Saved data entries:
- - - - -

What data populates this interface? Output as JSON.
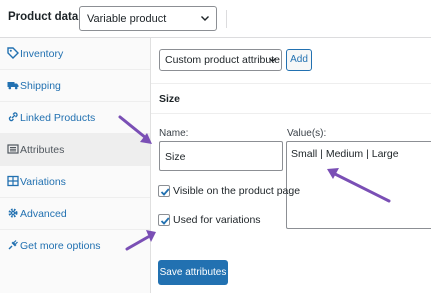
{
  "header": {
    "title": "Product data —",
    "product_type": "Variable product"
  },
  "sidebar": {
    "items": [
      {
        "label": "Inventory",
        "icon": "tag-icon"
      },
      {
        "label": "Shipping",
        "icon": "truck-icon"
      },
      {
        "label": "Linked Products",
        "icon": "link-icon"
      },
      {
        "label": "Attributes",
        "icon": "list-icon",
        "active": true
      },
      {
        "label": "Variations",
        "icon": "grid-icon"
      },
      {
        "label": "Advanced",
        "icon": "gear-icon"
      },
      {
        "label": "Get more options",
        "icon": "plugin-icon"
      }
    ]
  },
  "toolbar": {
    "attribute_select": "Custom product attribute",
    "add_label": "Add"
  },
  "attribute": {
    "title": "Size",
    "name_label": "Name:",
    "name_value": "Size",
    "values_label": "Value(s):",
    "values_value": "Small | Medium | Large",
    "visible_label": "Visible on the product page",
    "visible_checked": true,
    "variations_label": "Used for variations",
    "variations_checked": true
  },
  "save_label": "Save attributes",
  "colors": {
    "accent": "#2271b1",
    "annotation_arrow": "#7a4fb5"
  }
}
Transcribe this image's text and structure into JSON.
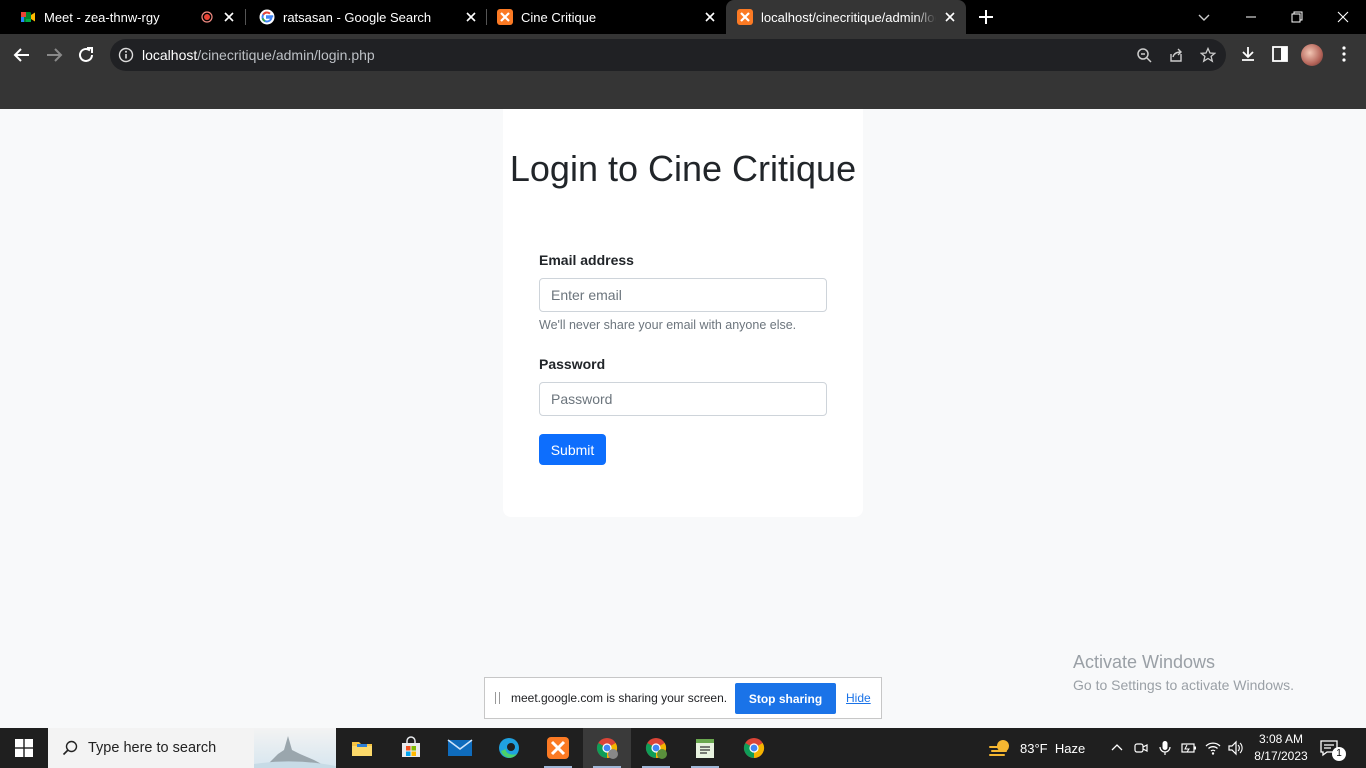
{
  "browser": {
    "tabs": [
      {
        "title": "Meet - zea-thnw-rgy",
        "favicon": "google-meet-icon",
        "recording": true
      },
      {
        "title": "ratsasan - Google Search",
        "favicon": "google-icon"
      },
      {
        "title": "Cine Critique",
        "favicon": "xampp-icon"
      },
      {
        "title": "localhost/cinecritique/admin/login.php",
        "favicon": "xampp-icon",
        "active": true
      }
    ],
    "address": {
      "host": "localhost",
      "path": "/cinecritique/admin/login.php"
    }
  },
  "login": {
    "title": "Login to Cine Critique",
    "email_label": "Email address",
    "email_placeholder": "Enter email",
    "email_help": "We'll never share your email with anyone else.",
    "password_label": "Password",
    "password_placeholder": "Password",
    "submit_label": "Submit"
  },
  "watermark": {
    "line1": "Activate Windows",
    "line2": "Go to Settings to activate Windows."
  },
  "share_bar": {
    "message": "meet.google.com is sharing your screen.",
    "stop_label": "Stop sharing",
    "hide_label": "Hide"
  },
  "taskbar": {
    "search_placeholder": "Type here to search",
    "weather": {
      "temp": "83°F",
      "condition": "Haze"
    },
    "time": "3:08 AM",
    "date": "8/17/2023",
    "notification_count": "1"
  },
  "colors": {
    "primary": "#0d6efd",
    "share_blue": "#1a73e8",
    "page_bg": "#f8f9fa",
    "chrome_dark": "#353535"
  }
}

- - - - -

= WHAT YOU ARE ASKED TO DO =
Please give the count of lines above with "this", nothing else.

= WRITTEN ANSWER =
2